--- AIM OF THE TASK ---
Copy each line of the data below in which the word "types" can be found.

[Records from a data collection]

--*--

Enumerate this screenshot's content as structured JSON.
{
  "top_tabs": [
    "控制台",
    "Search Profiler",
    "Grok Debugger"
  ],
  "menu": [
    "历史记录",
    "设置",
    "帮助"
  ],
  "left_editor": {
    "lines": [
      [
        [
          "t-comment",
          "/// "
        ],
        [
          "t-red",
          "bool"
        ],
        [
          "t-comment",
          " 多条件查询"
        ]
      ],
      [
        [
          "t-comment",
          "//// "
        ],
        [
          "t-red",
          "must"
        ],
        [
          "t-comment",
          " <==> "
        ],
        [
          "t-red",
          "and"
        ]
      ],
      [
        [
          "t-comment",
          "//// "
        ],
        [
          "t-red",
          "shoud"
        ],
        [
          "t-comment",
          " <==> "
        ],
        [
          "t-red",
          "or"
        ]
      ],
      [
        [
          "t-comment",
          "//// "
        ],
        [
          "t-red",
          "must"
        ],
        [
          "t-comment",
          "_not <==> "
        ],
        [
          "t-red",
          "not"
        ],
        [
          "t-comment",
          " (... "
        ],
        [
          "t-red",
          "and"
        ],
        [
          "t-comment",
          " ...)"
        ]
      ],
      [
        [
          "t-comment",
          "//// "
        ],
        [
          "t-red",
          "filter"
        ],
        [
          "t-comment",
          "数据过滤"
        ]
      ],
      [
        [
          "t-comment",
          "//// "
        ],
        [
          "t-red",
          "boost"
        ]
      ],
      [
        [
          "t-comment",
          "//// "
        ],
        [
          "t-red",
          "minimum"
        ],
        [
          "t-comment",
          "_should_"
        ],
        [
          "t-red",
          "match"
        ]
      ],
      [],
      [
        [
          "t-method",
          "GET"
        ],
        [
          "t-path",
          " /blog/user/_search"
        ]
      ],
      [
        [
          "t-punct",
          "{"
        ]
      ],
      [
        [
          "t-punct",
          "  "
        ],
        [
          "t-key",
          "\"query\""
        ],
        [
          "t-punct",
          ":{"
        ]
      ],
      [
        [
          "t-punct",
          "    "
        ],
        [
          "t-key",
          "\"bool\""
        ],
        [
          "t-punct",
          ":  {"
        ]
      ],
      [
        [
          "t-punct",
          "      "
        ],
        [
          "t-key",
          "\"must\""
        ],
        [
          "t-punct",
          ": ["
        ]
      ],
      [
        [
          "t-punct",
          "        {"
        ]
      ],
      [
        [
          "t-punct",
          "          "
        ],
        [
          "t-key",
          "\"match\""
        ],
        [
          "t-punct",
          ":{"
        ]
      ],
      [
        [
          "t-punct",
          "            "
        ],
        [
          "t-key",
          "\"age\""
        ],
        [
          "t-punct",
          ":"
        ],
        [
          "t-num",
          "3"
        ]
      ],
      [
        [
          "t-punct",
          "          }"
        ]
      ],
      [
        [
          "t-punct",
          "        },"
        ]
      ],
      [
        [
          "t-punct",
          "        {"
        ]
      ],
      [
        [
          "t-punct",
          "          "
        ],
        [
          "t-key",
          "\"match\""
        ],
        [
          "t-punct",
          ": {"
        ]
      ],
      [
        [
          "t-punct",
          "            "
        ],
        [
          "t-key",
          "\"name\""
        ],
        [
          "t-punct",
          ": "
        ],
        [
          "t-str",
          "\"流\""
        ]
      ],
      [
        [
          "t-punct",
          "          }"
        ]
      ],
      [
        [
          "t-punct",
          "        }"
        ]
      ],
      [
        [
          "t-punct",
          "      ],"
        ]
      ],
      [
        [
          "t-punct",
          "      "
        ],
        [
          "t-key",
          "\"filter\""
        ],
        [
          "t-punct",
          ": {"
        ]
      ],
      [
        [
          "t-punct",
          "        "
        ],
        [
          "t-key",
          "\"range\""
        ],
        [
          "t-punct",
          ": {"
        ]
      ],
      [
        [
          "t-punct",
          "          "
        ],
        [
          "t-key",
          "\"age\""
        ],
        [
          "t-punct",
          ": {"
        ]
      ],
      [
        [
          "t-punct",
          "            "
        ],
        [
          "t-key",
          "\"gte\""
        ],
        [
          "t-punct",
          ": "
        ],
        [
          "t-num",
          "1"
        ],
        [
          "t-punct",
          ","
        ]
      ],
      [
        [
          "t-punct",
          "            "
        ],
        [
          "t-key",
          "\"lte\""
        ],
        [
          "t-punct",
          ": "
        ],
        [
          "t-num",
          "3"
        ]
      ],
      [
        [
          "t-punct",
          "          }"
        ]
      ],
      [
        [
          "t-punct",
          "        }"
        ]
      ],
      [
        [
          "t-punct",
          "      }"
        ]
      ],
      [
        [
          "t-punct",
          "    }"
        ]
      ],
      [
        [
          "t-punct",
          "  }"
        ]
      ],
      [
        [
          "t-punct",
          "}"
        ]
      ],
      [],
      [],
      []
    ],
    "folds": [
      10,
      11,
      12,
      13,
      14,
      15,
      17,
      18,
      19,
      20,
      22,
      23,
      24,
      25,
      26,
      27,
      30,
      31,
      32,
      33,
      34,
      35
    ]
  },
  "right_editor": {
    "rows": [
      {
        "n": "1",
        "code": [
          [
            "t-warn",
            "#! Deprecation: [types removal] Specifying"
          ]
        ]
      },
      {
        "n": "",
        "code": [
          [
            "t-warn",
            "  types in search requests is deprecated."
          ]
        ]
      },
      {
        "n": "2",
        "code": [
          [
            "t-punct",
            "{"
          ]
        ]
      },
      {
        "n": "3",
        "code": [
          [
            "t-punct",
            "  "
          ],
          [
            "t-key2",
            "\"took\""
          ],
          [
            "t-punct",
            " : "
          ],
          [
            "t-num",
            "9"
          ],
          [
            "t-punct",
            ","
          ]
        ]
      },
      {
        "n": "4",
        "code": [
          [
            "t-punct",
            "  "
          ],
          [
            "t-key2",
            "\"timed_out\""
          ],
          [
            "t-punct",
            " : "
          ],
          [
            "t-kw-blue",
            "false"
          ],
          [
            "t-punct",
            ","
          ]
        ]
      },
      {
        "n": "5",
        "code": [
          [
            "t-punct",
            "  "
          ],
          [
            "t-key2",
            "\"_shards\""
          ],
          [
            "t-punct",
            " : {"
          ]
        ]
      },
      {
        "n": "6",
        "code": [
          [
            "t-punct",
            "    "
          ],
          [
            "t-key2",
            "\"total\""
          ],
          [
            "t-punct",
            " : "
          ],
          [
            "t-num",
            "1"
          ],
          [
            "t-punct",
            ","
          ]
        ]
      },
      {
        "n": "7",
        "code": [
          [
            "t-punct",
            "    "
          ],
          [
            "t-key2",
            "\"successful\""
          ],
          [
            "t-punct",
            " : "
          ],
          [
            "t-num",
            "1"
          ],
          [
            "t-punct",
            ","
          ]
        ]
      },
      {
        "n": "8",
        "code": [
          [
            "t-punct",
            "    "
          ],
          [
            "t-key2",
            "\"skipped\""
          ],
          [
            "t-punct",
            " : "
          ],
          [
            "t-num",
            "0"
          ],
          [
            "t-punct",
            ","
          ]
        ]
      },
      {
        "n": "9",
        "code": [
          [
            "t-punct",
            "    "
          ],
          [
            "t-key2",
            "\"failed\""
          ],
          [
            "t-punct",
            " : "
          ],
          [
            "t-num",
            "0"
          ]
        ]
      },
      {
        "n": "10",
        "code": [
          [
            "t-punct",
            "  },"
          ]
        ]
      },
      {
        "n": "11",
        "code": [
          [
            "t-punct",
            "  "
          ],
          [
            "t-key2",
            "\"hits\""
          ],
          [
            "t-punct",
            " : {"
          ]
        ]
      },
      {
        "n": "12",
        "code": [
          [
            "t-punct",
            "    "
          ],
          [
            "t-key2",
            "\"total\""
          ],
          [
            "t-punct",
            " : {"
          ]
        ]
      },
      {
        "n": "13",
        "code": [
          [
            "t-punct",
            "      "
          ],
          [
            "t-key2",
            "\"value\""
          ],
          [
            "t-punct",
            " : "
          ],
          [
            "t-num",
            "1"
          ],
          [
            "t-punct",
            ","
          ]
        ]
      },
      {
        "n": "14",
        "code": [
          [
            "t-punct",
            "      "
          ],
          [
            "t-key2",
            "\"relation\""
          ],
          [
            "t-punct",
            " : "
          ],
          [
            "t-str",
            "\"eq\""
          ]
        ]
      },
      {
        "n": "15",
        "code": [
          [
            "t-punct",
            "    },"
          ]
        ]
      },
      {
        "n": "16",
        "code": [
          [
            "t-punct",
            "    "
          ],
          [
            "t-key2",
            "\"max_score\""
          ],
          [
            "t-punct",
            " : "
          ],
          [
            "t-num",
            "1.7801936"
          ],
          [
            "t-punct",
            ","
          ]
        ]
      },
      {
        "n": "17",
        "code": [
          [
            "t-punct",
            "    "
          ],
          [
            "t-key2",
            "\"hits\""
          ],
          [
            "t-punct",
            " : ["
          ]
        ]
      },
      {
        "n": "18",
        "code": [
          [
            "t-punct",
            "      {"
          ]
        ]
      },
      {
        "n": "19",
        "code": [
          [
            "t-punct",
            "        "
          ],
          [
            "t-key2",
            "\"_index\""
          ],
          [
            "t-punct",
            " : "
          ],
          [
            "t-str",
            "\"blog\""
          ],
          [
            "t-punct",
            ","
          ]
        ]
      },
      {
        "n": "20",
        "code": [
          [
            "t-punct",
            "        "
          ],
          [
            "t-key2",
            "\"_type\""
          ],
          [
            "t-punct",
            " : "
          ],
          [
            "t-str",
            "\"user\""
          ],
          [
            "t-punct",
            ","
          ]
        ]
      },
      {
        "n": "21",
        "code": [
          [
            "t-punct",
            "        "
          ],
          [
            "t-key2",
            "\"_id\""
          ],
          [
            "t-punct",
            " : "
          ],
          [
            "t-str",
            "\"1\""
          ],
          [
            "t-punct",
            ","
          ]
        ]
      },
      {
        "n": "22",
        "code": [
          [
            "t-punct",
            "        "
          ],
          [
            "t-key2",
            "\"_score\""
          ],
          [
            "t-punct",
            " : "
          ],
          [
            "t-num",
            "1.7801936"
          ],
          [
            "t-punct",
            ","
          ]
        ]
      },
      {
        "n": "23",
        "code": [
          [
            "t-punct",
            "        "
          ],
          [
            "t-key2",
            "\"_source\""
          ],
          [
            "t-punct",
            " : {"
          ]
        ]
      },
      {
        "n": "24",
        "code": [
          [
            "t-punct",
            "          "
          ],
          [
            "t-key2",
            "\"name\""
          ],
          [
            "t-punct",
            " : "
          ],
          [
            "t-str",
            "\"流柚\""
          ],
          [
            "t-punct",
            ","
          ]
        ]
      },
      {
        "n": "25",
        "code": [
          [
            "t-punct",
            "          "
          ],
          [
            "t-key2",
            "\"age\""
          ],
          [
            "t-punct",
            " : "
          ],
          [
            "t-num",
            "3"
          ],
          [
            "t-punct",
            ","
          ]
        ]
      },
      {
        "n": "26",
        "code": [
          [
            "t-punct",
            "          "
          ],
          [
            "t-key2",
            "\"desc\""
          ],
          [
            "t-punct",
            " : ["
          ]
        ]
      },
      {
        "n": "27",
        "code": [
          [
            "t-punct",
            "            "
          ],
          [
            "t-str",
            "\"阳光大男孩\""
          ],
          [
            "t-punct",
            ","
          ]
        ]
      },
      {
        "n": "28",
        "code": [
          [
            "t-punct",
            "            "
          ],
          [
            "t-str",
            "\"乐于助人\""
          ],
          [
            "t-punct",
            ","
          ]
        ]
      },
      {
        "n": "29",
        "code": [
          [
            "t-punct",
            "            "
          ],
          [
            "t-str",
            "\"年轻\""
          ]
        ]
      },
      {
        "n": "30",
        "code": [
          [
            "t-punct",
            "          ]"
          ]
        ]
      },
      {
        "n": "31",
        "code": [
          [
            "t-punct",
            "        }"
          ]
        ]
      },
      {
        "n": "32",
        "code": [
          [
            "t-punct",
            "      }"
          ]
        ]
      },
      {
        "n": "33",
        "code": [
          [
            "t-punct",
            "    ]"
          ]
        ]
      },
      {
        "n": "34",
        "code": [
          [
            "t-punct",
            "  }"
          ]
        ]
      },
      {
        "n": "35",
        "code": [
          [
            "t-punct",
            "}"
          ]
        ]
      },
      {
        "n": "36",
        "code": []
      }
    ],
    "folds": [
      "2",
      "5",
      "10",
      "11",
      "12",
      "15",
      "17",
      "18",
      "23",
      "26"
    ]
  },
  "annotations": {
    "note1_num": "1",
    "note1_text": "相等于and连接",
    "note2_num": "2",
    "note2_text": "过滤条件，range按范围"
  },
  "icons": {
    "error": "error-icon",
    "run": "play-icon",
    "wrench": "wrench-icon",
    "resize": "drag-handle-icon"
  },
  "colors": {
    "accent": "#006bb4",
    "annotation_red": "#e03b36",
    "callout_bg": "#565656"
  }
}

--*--

--- SOLUTION TO THE PROBLEM ---
            "#! Deprecation: [types removal] Specifying"
            "  types in search requests is deprecated."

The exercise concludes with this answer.